        No cocktail for me either this round, as I had a drive ahead of me. Though my pizza choice did not rock me, the components and the execution were solid. I’d certainly return here to try more from the menu.

        1. I went here on December 26th, day after Christmas as was passing through the area. Short story is that the pizza was good, neopolitan style, although I felt they were trying to be a bit too creative for my taste. Seemed as many of the dishes had some sort of sugar added - i.e. honey, maple or something similar. Just doesn't go with my palate.

          The brussel sprouts were memorable, although they also had some sweetener.

          And as usual, the crowd had that real limited south bay vibe which can be off-putting to some. I remember the waitress telling me with fascination about this "amazing" cheese they had in a dish - it was called gruyere...

          In short, it was definitely servicable, but I wouldn't go out of my way. Went to Ragazza two nights later which was much more to my liking.

          2 Replies
          1. re: poulet_roti

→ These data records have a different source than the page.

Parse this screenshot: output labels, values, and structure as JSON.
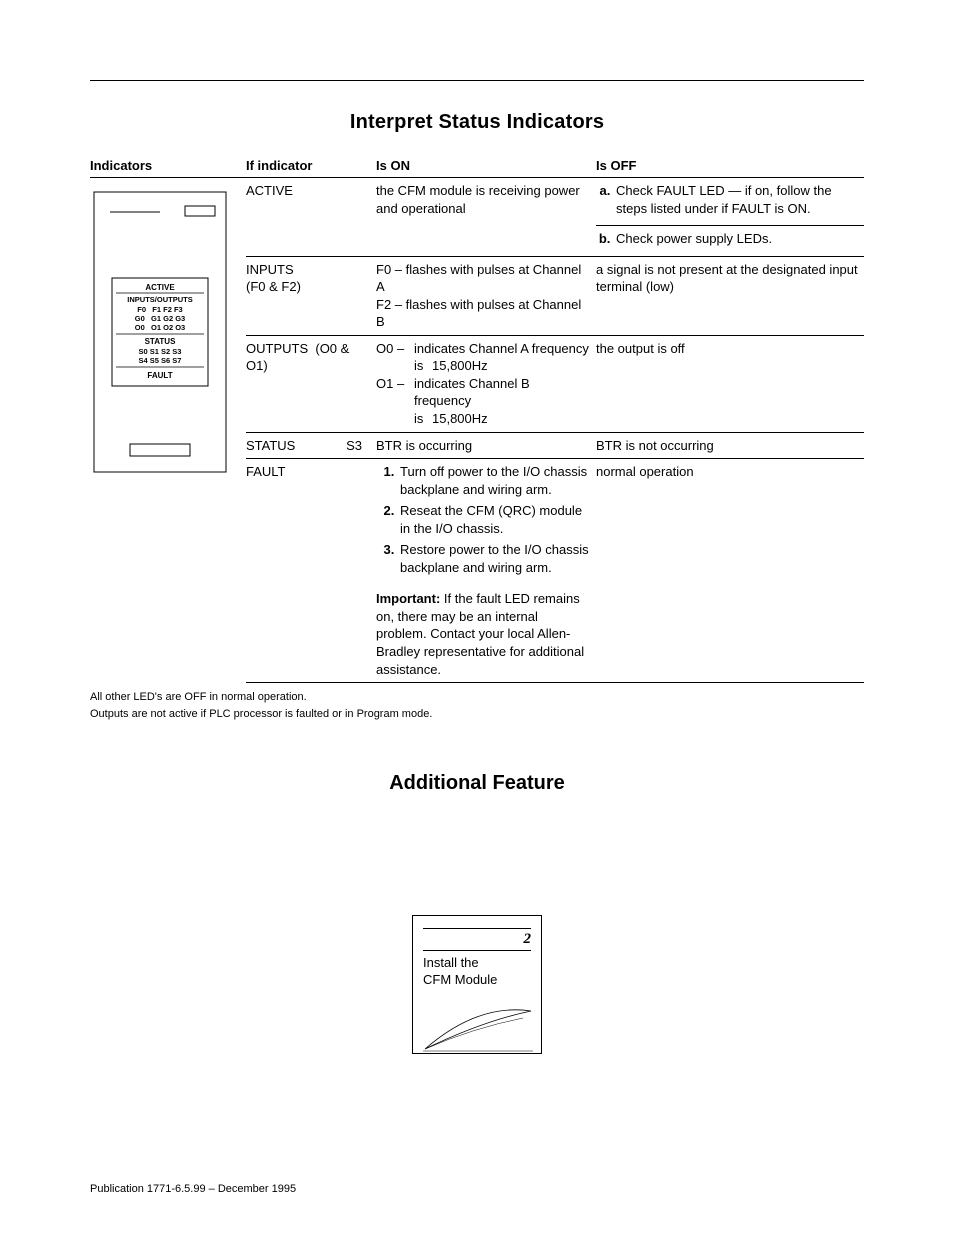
{
  "heading1": "Interpret Status Indicators",
  "heading2": "Additional Feature",
  "headers": {
    "c1": "Indicators",
    "c2": "If indicator",
    "c3": "Is ON",
    "c4": "Is OFF"
  },
  "diagram": {
    "active": "ACTIVE",
    "io": "INPUTS/OUTPUTS",
    "frow": "F0   F1 F2 F3",
    "grow": "G0   G1 G2 G3",
    "orow": "O0   O1 O2 O3",
    "status": "STATUS",
    "srow1": "S0 S1 S2 S3",
    "srow2": "S4 S5 S6 S7",
    "fault": "FAULT"
  },
  "rows": {
    "active": {
      "name": "ACTIVE",
      "on": "the CFM module is receiving power and operational",
      "off_a": "Check FAULT LED — if on, follow the steps listed under if FAULT is ON.",
      "off_b": "Check power supply LEDs."
    },
    "inputs": {
      "name": "INPUTS",
      "name2": "(F0 & F2)",
      "on1": "F0 – flashes with pulses at Channel A",
      "on2": "F2 – flashes with pulses at Channel B",
      "off": "a signal is not present at the designated input terminal (low)"
    },
    "outputs": {
      "name": "OUTPUTS",
      "name2": "(O0 & O1)",
      "o0tag": "O0 –",
      "o0a": "indicates Channel A frequency",
      "o0is": "is",
      "o0b": "15,800Hz",
      "o1tag": "O1 –",
      "o1a": "indicates Channel B frequency",
      "o1is": "is",
      "o1b": "15,800Hz",
      "off": "the output is off"
    },
    "status": {
      "name": "STATUS",
      "name2": "S3",
      "on": "BTR is occurring",
      "off": "BTR is not occurring"
    },
    "fault": {
      "name": "FAULT",
      "step1": "Turn off power to the I/O chassis backplane and wiring arm.",
      "step2": "Reseat the CFM (QRC) module in the I/O chassis.",
      "step3": "Restore power to the I/O chassis backplane and wiring arm.",
      "imp_label": "Important:",
      "imp_text": "  If the fault LED remains on, there may be an internal problem. Contact your local Allen-Bradley representative for additional assistance.",
      "off": "normal operation"
    }
  },
  "footnote1": "All other LED's are OFF in normal operation.",
  "footnote2": "Outputs are not active if PLC processor is faulted or in Program mode.",
  "install": {
    "num": "2",
    "line1": "Install the",
    "line2": "CFM Module"
  },
  "publication": "Publication 1771-6.5.99 – December 1995"
}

            "the crowd had that real limited south bay vibe"

            Sweeping generalizations are awesome aren't they? How did you ever survive a meal in the backwoods (aka the South Bay)?

            /end sarcasm

            1. re: robertee

              Hahaha, yes, they are awesome, fun and generally well-deserved. Other generalizations could be made regarding where I reside and more frequently dine and they could likely be equally true. Was wondering when somebody might pick up on that comment:)))

              But back to the food, it was obviously high quality, and generally well done, even if not to always stylistically to my liking.

          2. We tried out Oak and Rye on a busy night and sampled 3 of their pizzas alongside some appetizers.

            My general impression is that I don't care for this style of pizza. It's a somewhat charred crust that's soft and chewy all the way through, much like freshly baked pita bread that's been slightly burnt. Is this the way it's supposed to be - not a hint of crispiness in the crust?

            Despite my reservations over the crust, I mostly liked the flavor combinations we tried. The Commissioner Gordon ($16) was a well-played combo of smoky bacon and ranch-dressed greens. The Scotty 2 Hottie ($15) combined intense sweetness (from honey) and mild spiciness into one. It's an opinion-splitting combo, but I liked it. The Speckled Hen ($18 - egg, speck, hen of the woods) was good, but I didn't feel that the flavors came together as well as the other two.

            Overall, not quite the pizza for us despite some nice flavor combos. The place is still rather popular, and it can get rather loud to the point where you can hardly hear the person sitting across from you.